ATLANTA (WXIA) -- One year ago -- June 2014 – The story of Decatur cyclist Greg Germani became the lead story on the evening news.


Struck by a hit-and-run driver in town, Germani was in a coma near death at Grady Memorial Hospital while Atlanta Police searched for the driver who hit him.

Fifty-three weeks later, Germani struggles to reclaim pieces of his former life while accused driver Joseph Lewis sits in a jail cell waiting for trial on an attempted murder charge.

On Monday, 11Alive's Jeff Hullinger visited Germani in his Decatur home, for what marks his first interview since the accident.

"I have it pretty damn good, I have to say," he said. "I've had a rough spot here in my life. The comeback has been slow and steady."

It's amazing there has been a comeback at all. A passionate cyclist, Germani rode his bike to Turner Broadcasting every day through the streets of Midtown for 25 years. June 9, 2014, an incident on Montgomery Ferry Road led to a confrontation with a driver in a red Dodge Nitro.

Investigators said a home video showed the driver chasing Germani down Flagler Avenue. It is there, where the cyclist went down with a brain injury. Lewis fled the scene, and was eventually captured by police weeks later.
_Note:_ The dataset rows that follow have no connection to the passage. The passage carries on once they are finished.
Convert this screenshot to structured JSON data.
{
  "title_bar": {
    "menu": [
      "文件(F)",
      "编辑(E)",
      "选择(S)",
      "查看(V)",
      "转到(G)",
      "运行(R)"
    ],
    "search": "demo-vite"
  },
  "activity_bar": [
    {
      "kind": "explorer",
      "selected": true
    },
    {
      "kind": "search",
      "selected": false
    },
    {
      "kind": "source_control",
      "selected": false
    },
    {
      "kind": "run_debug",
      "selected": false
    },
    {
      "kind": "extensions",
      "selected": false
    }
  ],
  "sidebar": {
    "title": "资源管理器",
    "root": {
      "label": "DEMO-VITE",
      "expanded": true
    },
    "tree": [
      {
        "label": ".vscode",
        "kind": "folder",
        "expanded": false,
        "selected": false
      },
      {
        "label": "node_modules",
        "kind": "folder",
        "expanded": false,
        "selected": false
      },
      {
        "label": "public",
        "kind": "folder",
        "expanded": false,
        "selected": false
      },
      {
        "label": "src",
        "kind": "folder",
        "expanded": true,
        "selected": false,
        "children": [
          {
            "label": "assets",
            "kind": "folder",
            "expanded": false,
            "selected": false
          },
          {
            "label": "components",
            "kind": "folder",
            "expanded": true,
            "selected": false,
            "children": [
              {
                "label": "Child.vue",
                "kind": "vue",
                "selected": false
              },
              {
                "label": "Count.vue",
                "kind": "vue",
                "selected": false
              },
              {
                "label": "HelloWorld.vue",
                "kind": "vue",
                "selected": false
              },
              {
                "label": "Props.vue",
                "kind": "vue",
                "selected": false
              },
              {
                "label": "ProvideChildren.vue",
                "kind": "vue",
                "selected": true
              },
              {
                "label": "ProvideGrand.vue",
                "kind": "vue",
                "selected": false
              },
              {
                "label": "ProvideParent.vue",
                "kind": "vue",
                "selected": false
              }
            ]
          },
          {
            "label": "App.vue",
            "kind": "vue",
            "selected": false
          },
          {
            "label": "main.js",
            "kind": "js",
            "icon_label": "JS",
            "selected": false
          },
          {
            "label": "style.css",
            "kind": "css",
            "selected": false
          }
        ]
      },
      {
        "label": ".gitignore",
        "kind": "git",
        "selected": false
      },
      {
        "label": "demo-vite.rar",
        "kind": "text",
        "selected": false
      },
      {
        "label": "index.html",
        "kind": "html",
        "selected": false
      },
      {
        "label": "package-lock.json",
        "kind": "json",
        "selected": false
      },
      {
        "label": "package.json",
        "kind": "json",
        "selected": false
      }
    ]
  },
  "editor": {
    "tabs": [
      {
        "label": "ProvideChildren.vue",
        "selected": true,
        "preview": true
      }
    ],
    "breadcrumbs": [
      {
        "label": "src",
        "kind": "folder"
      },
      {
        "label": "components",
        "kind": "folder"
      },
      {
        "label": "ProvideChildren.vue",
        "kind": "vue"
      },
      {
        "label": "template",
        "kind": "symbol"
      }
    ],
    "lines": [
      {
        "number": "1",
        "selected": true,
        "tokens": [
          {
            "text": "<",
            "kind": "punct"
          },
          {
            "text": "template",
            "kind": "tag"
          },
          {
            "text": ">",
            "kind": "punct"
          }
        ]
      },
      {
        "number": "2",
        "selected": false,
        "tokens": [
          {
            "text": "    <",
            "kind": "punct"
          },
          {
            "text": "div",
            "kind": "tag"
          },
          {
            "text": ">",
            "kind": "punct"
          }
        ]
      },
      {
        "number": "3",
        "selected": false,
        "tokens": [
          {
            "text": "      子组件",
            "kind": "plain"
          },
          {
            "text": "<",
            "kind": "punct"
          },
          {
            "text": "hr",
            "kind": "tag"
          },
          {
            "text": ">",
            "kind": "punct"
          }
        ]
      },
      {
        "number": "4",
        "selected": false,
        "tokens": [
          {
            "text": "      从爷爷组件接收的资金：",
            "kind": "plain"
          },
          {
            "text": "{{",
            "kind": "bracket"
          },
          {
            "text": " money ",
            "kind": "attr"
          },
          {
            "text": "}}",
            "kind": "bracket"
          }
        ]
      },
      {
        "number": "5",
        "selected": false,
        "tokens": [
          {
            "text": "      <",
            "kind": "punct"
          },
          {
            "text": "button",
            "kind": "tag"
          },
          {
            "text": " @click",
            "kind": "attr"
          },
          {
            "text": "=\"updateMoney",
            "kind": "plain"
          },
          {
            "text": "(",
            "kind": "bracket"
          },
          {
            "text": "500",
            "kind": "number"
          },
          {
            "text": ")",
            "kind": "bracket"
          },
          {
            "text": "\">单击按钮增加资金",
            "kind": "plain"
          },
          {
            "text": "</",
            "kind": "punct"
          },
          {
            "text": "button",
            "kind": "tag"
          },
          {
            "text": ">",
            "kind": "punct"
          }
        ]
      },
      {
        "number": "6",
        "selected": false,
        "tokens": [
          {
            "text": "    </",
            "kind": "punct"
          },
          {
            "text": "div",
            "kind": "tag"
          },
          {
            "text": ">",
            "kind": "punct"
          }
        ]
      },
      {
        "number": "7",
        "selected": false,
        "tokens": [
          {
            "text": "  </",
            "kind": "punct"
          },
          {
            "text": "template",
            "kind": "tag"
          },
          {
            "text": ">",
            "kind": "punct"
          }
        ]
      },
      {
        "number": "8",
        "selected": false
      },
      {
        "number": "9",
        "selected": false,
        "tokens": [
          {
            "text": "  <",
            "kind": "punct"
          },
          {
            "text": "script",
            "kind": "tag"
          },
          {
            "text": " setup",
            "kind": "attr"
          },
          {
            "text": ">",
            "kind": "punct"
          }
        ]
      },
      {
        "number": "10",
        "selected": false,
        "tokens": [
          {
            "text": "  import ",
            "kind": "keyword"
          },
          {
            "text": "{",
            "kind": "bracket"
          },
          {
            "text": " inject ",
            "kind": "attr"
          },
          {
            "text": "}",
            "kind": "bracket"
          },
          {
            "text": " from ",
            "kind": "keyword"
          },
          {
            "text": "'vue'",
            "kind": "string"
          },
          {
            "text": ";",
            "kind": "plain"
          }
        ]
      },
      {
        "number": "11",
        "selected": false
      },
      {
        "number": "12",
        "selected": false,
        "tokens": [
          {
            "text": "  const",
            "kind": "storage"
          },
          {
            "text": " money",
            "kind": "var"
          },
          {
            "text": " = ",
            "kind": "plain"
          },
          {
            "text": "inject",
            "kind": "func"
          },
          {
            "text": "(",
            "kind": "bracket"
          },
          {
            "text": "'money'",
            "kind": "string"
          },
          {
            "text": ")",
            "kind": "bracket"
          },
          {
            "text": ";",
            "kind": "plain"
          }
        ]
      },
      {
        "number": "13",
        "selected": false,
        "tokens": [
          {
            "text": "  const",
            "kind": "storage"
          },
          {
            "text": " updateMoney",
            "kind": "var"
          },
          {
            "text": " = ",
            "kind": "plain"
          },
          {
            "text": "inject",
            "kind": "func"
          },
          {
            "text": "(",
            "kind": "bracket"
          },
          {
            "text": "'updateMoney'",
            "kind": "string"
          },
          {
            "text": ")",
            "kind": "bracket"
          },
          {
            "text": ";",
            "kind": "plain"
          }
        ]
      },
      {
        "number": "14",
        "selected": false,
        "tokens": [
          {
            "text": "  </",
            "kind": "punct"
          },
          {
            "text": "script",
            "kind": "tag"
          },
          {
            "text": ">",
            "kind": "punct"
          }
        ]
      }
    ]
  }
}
As for Greg Germani, his life will never be the same.

"It has proved to me how good I have it, with family members and friends all on my side, with all the help I've been given, makes me feel cared about and loved, and that's important," Germani said.

"I love him," said Beth Anne Harril, Germani's girlfriend and caretaker. "And every day, he improves; makes me feel thankful he is part of my life."

Harril is an attorney who has helped lead him through an incomprehensible journey of pain. She has seen strides in his recovery, but of course, is philosophical toward the future and what it may mean toward recovery.

"If all you looked at each day – you would lose the forest for the trees," she said. "But when I look over the course of the year for what Greg has accomplished, it's miraculous."

There have been fundraisers and some of the money has helped recondition the 65-year-old house into a space Greg can navigate. A fundraiser in Little 5 Points helped create a bathroom. A Go-Fund-Me account has been set up in Greg's name. The daily financial needs are immense. Greg has always been smart, funny and hip. He still is. His record collection of old country music is immense. He has photos of his favorite performers on the wall, too.

"He is one of the most resilient people I've ever known," Harril said. "No one works harder on a daily basis."

Believe it or not, Greg says he still feels blessed.

"It's true -- it's something I've said several times over the last year," he said. "If I sit back the plusses outweigh the minuses."